[Saved entries]
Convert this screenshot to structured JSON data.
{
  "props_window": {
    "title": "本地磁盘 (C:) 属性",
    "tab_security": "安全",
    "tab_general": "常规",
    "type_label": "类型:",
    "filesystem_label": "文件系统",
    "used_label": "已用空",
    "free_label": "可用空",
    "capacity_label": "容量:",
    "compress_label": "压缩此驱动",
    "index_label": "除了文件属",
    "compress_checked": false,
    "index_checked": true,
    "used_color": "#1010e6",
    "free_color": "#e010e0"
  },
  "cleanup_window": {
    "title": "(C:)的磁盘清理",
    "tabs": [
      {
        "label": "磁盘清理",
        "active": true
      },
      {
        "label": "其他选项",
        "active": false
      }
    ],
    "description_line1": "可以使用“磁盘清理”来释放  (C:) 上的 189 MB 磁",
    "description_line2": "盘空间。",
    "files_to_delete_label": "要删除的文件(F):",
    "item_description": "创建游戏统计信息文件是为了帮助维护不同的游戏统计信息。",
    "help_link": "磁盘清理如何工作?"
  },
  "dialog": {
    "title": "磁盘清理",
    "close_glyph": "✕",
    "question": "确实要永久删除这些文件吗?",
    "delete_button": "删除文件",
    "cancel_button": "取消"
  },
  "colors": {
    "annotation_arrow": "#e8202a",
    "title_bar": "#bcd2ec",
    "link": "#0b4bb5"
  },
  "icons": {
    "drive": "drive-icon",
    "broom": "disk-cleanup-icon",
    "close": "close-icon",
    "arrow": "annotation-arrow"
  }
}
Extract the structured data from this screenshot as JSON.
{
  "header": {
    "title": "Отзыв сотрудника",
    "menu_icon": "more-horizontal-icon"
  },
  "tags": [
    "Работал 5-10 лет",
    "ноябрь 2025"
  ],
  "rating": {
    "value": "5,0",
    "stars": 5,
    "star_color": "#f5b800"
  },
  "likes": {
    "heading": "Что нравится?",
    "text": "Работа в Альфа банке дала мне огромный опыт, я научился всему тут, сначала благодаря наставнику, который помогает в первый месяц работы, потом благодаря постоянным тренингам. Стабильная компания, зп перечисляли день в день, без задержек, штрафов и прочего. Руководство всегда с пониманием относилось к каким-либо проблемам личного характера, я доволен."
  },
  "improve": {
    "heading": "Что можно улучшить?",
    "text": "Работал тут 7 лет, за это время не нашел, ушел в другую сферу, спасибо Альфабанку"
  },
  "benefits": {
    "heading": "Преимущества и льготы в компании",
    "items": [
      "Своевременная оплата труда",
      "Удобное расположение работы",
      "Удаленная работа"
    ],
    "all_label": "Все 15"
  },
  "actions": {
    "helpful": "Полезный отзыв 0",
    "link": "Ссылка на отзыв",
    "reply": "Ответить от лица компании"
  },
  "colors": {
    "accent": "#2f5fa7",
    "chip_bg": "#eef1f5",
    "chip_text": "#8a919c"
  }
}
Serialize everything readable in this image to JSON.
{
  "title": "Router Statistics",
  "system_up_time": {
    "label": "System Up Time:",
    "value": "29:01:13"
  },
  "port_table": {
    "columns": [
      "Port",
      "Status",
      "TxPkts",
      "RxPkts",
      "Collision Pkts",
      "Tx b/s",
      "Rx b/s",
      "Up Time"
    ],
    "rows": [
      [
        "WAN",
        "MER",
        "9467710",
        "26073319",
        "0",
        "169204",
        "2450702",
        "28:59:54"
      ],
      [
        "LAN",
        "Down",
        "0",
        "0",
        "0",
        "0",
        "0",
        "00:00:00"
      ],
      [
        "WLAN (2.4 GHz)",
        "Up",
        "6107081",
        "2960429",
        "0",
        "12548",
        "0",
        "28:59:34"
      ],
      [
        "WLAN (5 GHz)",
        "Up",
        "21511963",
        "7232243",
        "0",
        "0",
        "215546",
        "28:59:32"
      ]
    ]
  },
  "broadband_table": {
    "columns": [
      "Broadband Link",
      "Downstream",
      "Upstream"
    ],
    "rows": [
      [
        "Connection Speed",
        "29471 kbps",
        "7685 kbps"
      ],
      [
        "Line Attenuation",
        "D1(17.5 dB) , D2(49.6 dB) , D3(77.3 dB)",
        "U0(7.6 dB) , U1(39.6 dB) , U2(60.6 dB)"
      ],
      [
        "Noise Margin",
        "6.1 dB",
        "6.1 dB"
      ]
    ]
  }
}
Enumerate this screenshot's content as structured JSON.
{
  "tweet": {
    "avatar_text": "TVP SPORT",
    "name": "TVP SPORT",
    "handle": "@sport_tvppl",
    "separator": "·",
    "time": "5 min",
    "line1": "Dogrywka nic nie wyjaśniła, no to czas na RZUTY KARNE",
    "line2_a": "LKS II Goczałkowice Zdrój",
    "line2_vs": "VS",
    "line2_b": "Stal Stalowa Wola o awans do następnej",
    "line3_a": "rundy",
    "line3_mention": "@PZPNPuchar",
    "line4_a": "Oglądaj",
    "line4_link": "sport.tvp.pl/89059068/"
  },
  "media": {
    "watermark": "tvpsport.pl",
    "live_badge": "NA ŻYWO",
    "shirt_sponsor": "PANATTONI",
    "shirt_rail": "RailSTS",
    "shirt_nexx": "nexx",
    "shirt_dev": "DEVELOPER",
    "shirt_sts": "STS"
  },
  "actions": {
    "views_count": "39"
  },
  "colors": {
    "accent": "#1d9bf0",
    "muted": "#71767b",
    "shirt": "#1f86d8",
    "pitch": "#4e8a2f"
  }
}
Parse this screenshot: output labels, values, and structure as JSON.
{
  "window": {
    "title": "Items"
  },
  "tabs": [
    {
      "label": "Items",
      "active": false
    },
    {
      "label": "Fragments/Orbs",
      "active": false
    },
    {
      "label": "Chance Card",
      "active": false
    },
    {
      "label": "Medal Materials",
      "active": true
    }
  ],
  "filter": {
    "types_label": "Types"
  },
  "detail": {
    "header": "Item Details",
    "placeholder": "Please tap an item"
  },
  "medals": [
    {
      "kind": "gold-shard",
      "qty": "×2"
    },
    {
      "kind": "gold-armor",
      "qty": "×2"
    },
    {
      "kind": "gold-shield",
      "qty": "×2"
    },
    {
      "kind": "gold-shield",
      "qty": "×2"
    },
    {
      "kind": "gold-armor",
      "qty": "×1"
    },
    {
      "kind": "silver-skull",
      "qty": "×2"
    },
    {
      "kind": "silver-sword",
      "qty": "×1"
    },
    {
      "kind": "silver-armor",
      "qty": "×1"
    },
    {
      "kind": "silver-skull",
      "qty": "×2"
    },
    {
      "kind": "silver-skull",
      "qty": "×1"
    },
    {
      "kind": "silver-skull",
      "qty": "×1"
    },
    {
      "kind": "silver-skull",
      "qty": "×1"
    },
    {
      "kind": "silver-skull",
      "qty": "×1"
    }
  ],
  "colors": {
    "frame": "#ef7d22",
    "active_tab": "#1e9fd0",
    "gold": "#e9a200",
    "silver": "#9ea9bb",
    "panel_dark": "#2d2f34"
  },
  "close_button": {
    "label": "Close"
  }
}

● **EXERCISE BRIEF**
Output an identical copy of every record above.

● **OUTPUT OF THE EXERCISE**
Convert this screenshot to structured JSON data.
{
  "props_window": {
    "title": "本地磁盘 (C:) 属性",
    "tab_security": "安全",
    "tab_general": "常规",
    "type_label": "类型:",
    "filesystem_label": "文件系统",
    "used_label": "已用空",
    "free_label": "可用空",
    "capacity_label": "容量:",
    "compress_label": "压缩此驱动",
    "index_label": "除了文件属",
    "compress_checked": false,
    "index_checked": true,
    "used_color": "#1010e6",
    "free_color": "#e010e0"
  },
  "cleanup_window": {
    "title": "(C:)的磁盘清理",
    "tabs": [
      {
        "label": "磁盘清理",
        "active": true
      },
      {
        "label": "其他选项",
        "active": false
      }
    ],
    "description_line1": "可以使用“磁盘清理”来释放  (C:) 上的 189 MB 磁",
    "description_line2": "盘空间。",
    "files_to_delete_label": "要删除的文件(F):",
    "item_description": "创建游戏统计信息文件是为了帮助维护不同的游戏统计信息。",
    "help_link": "磁盘清理如何工作?"
  },
  "dialog": {
    "title": "磁盘清理",
    "close_glyph": "✕",
    "question": "确实要永久删除这些文件吗?",
    "delete_button": "删除文件",
    "cancel_button": "取消"
  },
  "colors": {
    "annotation_arrow": "#e8202a",
    "title_bar": "#bcd2ec",
    "link": "#0b4bb5"
  },
  "icons": {
    "drive": "drive-icon",
    "broom": "disk-cleanup-icon",
    "close": "close-icon",
    "arrow": "annotation-arrow"
  }
}
Extract the structured data from this screenshot as JSON.
{
  "header": {
    "title": "Отзыв сотрудника",
    "menu_icon": "more-horizontal-icon"
  },
  "tags": [
    "Работал 5-10 лет",
    "ноябрь 2025"
  ],
  "rating": {
    "value": "5,0",
    "stars": 5,
    "star_color": "#f5b800"
  },
  "likes": {
    "heading": "Что нравится?",
    "text": "Работа в Альфа банке дала мне огромный опыт, я научился всему тут, сначала благодаря наставнику, который помогает в первый месяц работы, потом благодаря постоянным тренингам. Стабильная компания, зп перечисляли день в день, без задержек, штрафов и прочего. Руководство всегда с пониманием относилось к каким-либо проблемам личного характера, я доволен."
  },
  "improve": {
    "heading": "Что можно улучшить?",
    "text": "Работал тут 7 лет, за это время не нашел, ушел в другую сферу, спасибо Альфабанку"
  },
  "benefits": {
    "heading": "Преимущества и льготы в компании",
    "items": [
      "Своевременная оплата труда",
      "Удобное расположение работы",
      "Удаленная работа"
    ],
    "all_label": "Все 15"
  },
  "actions": {
    "helpful": "Полезный отзыв 0",
    "link": "Ссылка на отзыв",
    "reply": "Ответить от лица компании"
  },
  "colors": {
    "accent": "#2f5fa7",
    "chip_bg": "#eef1f5",
    "chip_text": "#8a919c"
  }
}
Serialize everything readable in this image to JSON.
{
  "title": "Router Statistics",
  "system_up_time": {
    "label": "System Up Time:",
    "value": "29:01:13"
  },
  "port_table": {
    "columns": [
      "Port",
      "Status",
      "TxPkts",
      "RxPkts",
      "Collision Pkts",
      "Tx b/s",
      "Rx b/s",
      "Up Time"
    ],
    "rows": [
      [
        "WAN",
        "MER",
        "9467710",
        "26073319",
        "0",
        "169204",
        "2450702",
        "28:59:54"
      ],
      [
        "LAN",
        "Down",
        "0",
        "0",
        "0",
        "0",
        "0",
        "00:00:00"
      ],
      [
        "WLAN (2.4 GHz)",
        "Up",
        "6107081",
        "2960429",
        "0",
        "12548",
        "0",
        "28:59:34"
      ],
      [
        "WLAN (5 GHz)",
        "Up",
        "21511963",
        "7232243",
        "0",
        "0",
        "215546",
        "28:59:32"
      ]
    ]
  },
  "broadband_table": {
    "columns": [
      "Broadband Link",
      "Downstream",
      "Upstream"
    ],
    "rows": [
      [
        "Connection Speed",
        "29471 kbps",
        "7685 kbps"
      ],
      [
        "Line Attenuation",
        "D1(17.5 dB) , D2(49.6 dB) , D3(77.3 dB)",
        "U0(7.6 dB) , U1(39.6 dB) , U2(60.6 dB)"
      ],
      [
        "Noise Margin",
        "6.1 dB",
        "6.1 dB"
      ]
    ]
  }
}
Enumerate this screenshot's content as structured JSON.
{
  "tweet": {
    "avatar_text": "TVP SPORT",
    "name": "TVP SPORT",
    "handle": "@sport_tvppl",
    "separator": "·",
    "time": "5 min",
    "line1": "Dogrywka nic nie wyjaśniła, no to czas na RZUTY KARNE",
    "line2_a": "LKS II Goczałkowice Zdrój",
    "line2_vs": "VS",
    "line2_b": "Stal Stalowa Wola o awans do następnej",
    "line3_a": "rundy",
    "line3_mention": "@PZPNPuchar",
    "line4_a": "Oglądaj",
    "line4_link": "sport.tvp.pl/89059068/"
  },
  "media": {
    "watermark": "tvpsport.pl",
    "live_badge": "NA ŻYWO",
    "shirt_sponsor": "PANATTONI",
    "shirt_rail": "RailSTS",
    "shirt_nexx": "nexx",
    "shirt_dev": "DEVELOPER",
    "shirt_sts": "STS"
  },
  "actions": {
    "views_count": "39"
  },
  "colors": {
    "accent": "#1d9bf0",
    "muted": "#71767b",
    "shirt": "#1f86d8",
    "pitch": "#4e8a2f"
  }
}
Parse this screenshot: output labels, values, and structure as JSON.
{
  "window": {
    "title": "Items"
  },
  "tabs": [
    {
      "label": "Items",
      "active": false
    },
    {
      "label": "Fragments/Orbs",
      "active": false
    },
    {
      "label": "Chance Card",
      "active": false
    },
    {
      "label": "Medal Materials",
      "active": true
    }
  ],
  "filter": {
    "types_label": "Types"
  },
  "detail": {
    "header": "Item Details",
    "placeholder": "Please tap an item"
  },
  "medals": [
    {
      "kind": "gold-shard",
      "qty": "×2"
    },
    {
      "kind": "gold-armor",
      "qty": "×2"
    },
    {
      "kind": "gold-shield",
      "qty": "×2"
    },
    {
      "kind": "gold-shield",
      "qty": "×2"
    },
    {
      "kind": "gold-armor",
      "qty": "×1"
    },
    {
      "kind": "silver-skull",
      "qty": "×2"
    },
    {
      "kind": "silver-sword",
      "qty": "×1"
    },
    {
      "kind": "silver-armor",
      "qty": "×1"
    },
    {
      "kind": "silver-skull",
      "qty": "×2"
    },
    {
      "kind": "silver-skull",
      "qty": "×1"
    },
    {
      "kind": "silver-skull",
      "qty": "×1"
    },
    {
      "kind": "silver-skull",
      "qty": "×1"
    },
    {
      "kind": "silver-skull",
      "qty": "×1"
    }
  ],
  "colors": {
    "frame": "#ef7d22",
    "active_tab": "#1e9fd0",
    "gold": "#e9a200",
    "silver": "#9ea9bb",
    "panel_dark": "#2d2f34"
  },
  "close_button": {
    "label": "Close"
  }
}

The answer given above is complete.